Work to be completed – Set the listing down again exactly, please, apart from its pictures.
★ ★ ★ ★ ★
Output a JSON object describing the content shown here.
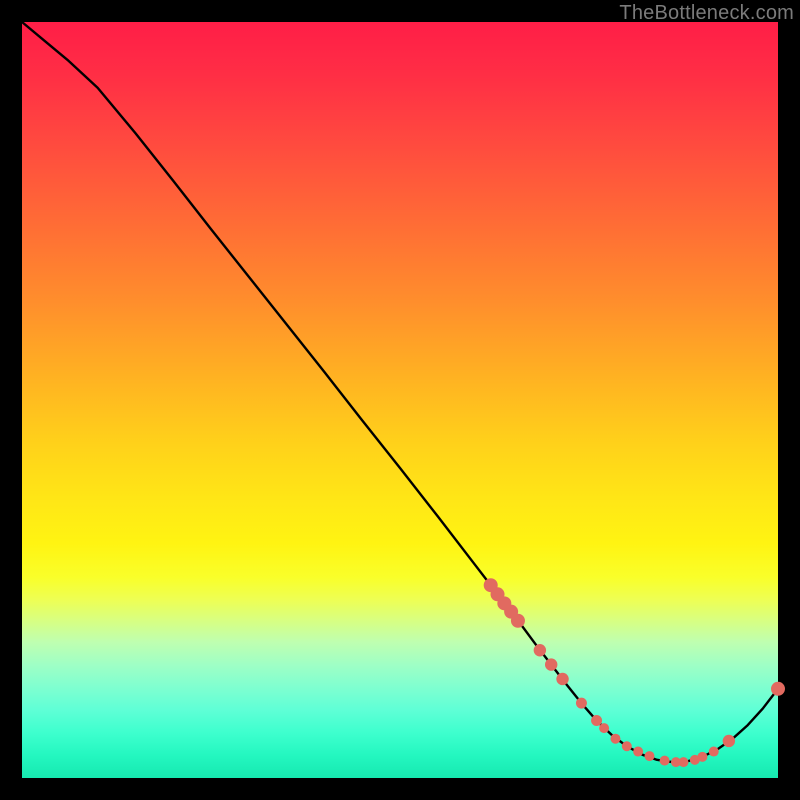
{
  "watermark": "TheBottleneck.com",
  "colors": {
    "background": "#000000",
    "curve": "#000000",
    "marker": "#e16a60",
    "gradient_top": "#ff1e47",
    "gradient_bottom": "#16e9b0"
  },
  "chart_data": {
    "type": "line",
    "title": "",
    "xlabel": "",
    "ylabel": "",
    "xlim": [
      0,
      100
    ],
    "ylim": [
      0,
      100
    ],
    "x": [
      0,
      3,
      6,
      10,
      15,
      20,
      25,
      30,
      35,
      40,
      45,
      50,
      55,
      60,
      62,
      64,
      66,
      68,
      70,
      72,
      74,
      76,
      78,
      80,
      82,
      84,
      86,
      88,
      90,
      92,
      94,
      96,
      98,
      100
    ],
    "values": [
      100,
      97.5,
      95.0,
      91.3,
      85.3,
      79.0,
      72.6,
      66.3,
      60.0,
      53.7,
      47.3,
      41.0,
      34.6,
      28.1,
      25.5,
      22.9,
      20.3,
      17.6,
      15.0,
      12.4,
      9.9,
      7.6,
      5.7,
      4.2,
      3.1,
      2.4,
      2.1,
      2.2,
      2.8,
      3.8,
      5.2,
      7.0,
      9.2,
      11.8
    ],
    "markers_x": [
      62.0,
      62.9,
      63.8,
      64.7,
      65.6,
      68.5,
      70.0,
      71.5,
      74.0,
      76.0,
      77.0,
      78.5,
      80.0,
      81.5,
      83.0,
      85.0,
      86.5,
      87.5,
      89.0,
      90.0,
      91.5,
      93.5,
      100.0
    ],
    "markers_values": [
      25.5,
      24.3,
      23.1,
      22.0,
      20.8,
      16.9,
      15.0,
      13.1,
      9.9,
      7.6,
      6.6,
      5.2,
      4.2,
      3.5,
      2.9,
      2.3,
      2.1,
      2.1,
      2.4,
      2.8,
      3.5,
      4.9,
      11.8
    ],
    "marker_radius_values": [
      7.0,
      7.0,
      7.0,
      7.0,
      7.0,
      6.2,
      6.2,
      6.2,
      5.5,
      5.5,
      5.0,
      5.0,
      5.0,
      5.0,
      5.0,
      5.0,
      5.0,
      5.0,
      5.0,
      5.0,
      5.0,
      6.2,
      7.0
    ]
  }
}
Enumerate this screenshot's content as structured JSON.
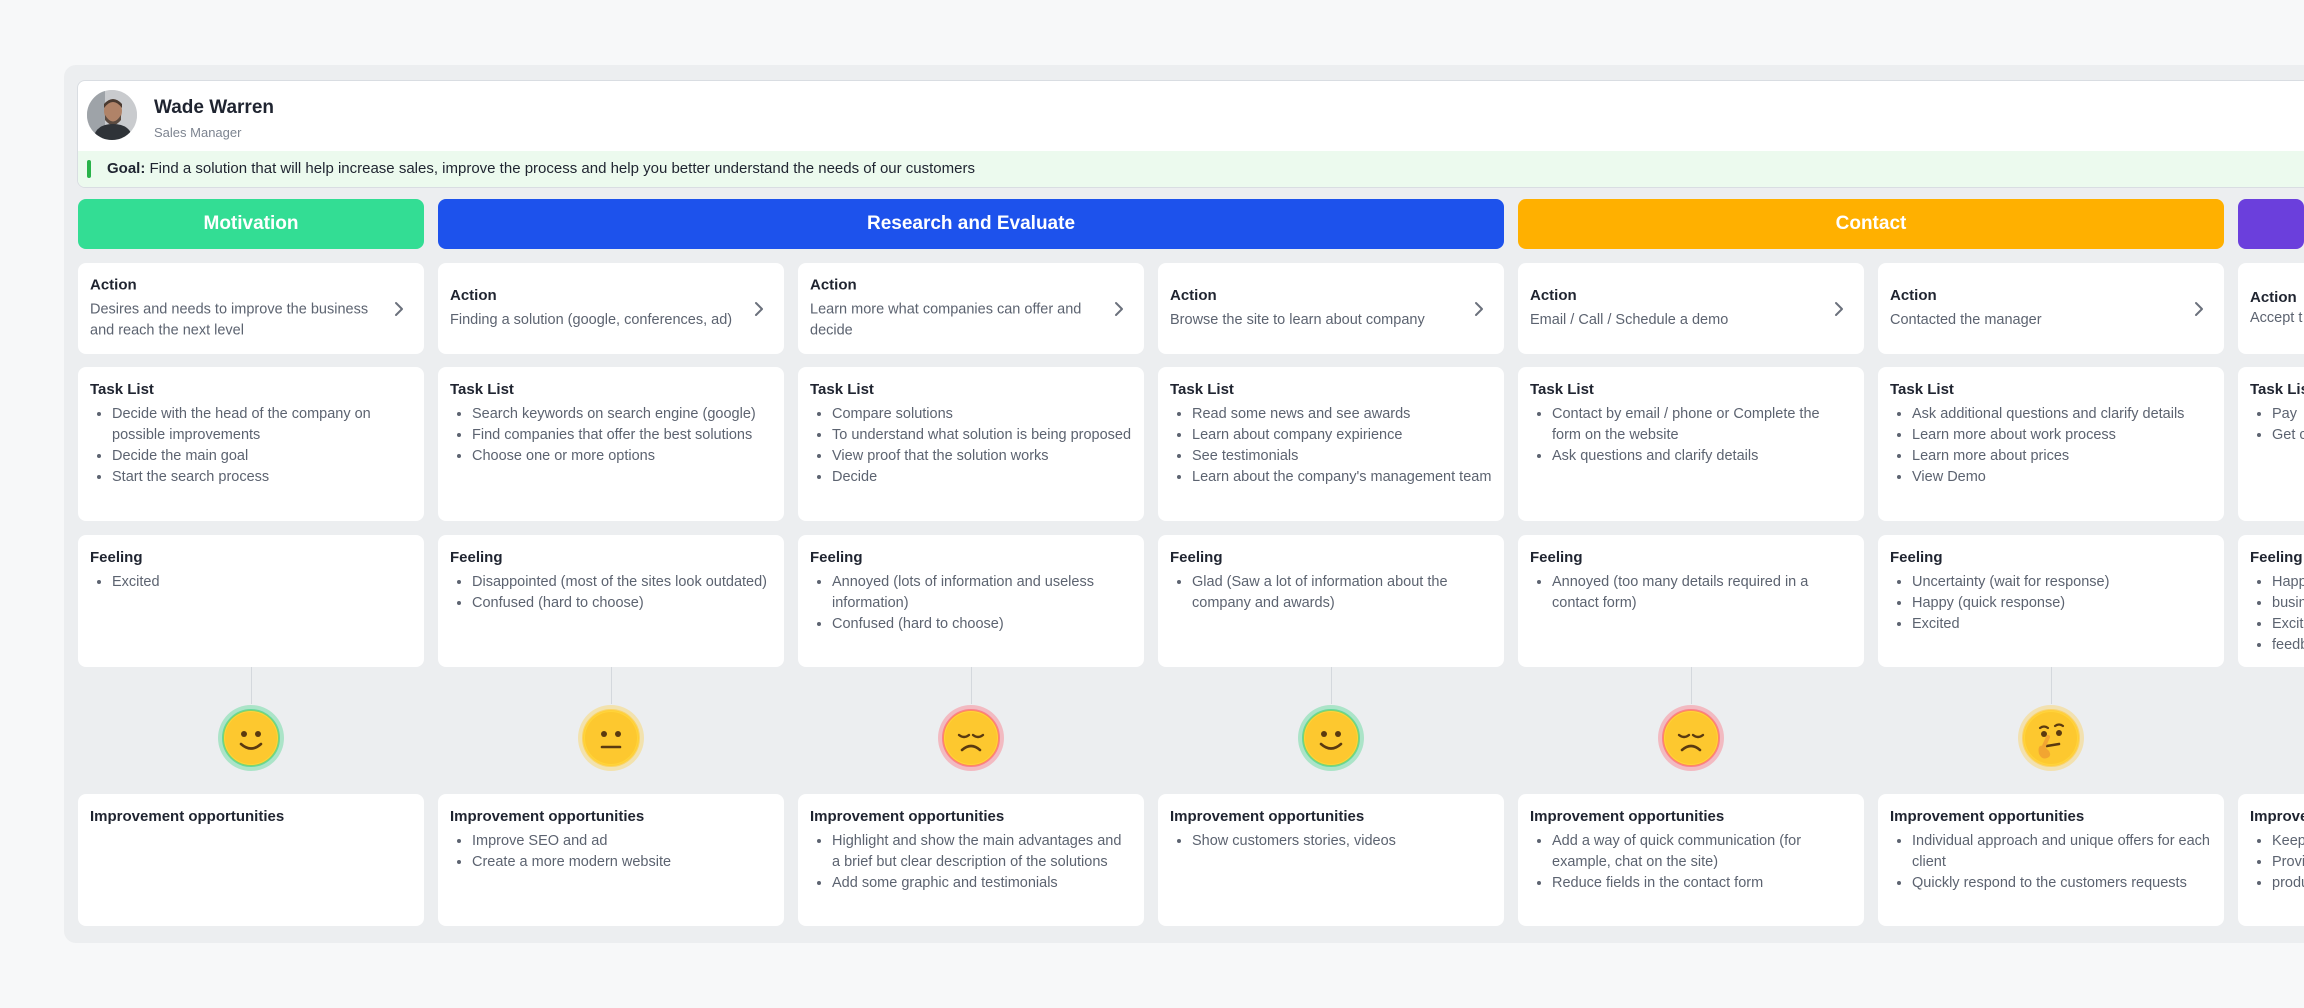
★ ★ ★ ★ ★
Task result –
Output a JSON object describing the content shown here.
{
  "watermark": "TheBottleneck.com",
  "colors": {
    "background": "#000000",
    "curve": "#000000",
    "marker": "#e16a60",
    "gradient_top": "#ff1e47",
    "gradient_bottom": "#16e9b0"
  },
  "chart_data": {
    "type": "line",
    "title": "",
    "xlabel": "",
    "ylabel": "",
    "xlim": [
      0,
      100
    ],
    "ylim": [
      0,
      100
    ],
    "x": [
      0,
      3,
      6,
      10,
      15,
      20,
      25,
      30,
      35,
      40,
      45,
      50,
      55,
      60,
      62,
      64,
      66,
      68,
      70,
      72,
      74,
      76,
      78,
      80,
      82,
      84,
      86,
      88,
      90,
      92,
      94,
      96,
      98,
      100
    ],
    "values": [
      100,
      97.5,
      95.0,
      91.3,
      85.3,
      79.0,
      72.6,
      66.3,
      60.0,
      53.7,
      47.3,
      41.0,
      34.6,
      28.1,
      25.5,
      22.9,
      20.3,
      17.6,
      15.0,
      12.4,
      9.9,
      7.6,
      5.7,
      4.2,
      3.1,
      2.4,
      2.1,
      2.2,
      2.8,
      3.8,
      5.2,
      7.0,
      9.2,
      11.8
    ],
    "markers_x": [
      62.0,
      62.9,
      63.8,
      64.7,
      65.6,
      68.5,
      70.0,
      71.5,
      74.0,
      76.0,
      77.0,
      78.5,
      80.0,
      81.5,
      83.0,
      85.0,
      86.5,
      87.5,
      89.0,
      90.0,
      91.5,
      93.5,
      100.0
    ],
    "markers_values": [
      25.5,
      24.3,
      23.1,
      22.0,
      20.8,
      16.9,
      15.0,
      13.1,
      9.9,
      7.6,
      6.6,
      5.2,
      4.2,
      3.5,
      2.9,
      2.3,
      2.1,
      2.1,
      2.4,
      2.8,
      3.5,
      4.9,
      11.8
    ],
    "marker_radius_values": [
      7.0,
      7.0,
      7.0,
      7.0,
      7.0,
      6.2,
      6.2,
      6.2,
      5.5,
      5.5,
      5.0,
      5.0,
      5.0,
      5.0,
      5.0,
      5.0,
      5.0,
      5.0,
      5.0,
      5.0,
      5.0,
      6.2,
      7.0
    ]
  }
}
Enumerate this screenshot's content as structured JSON.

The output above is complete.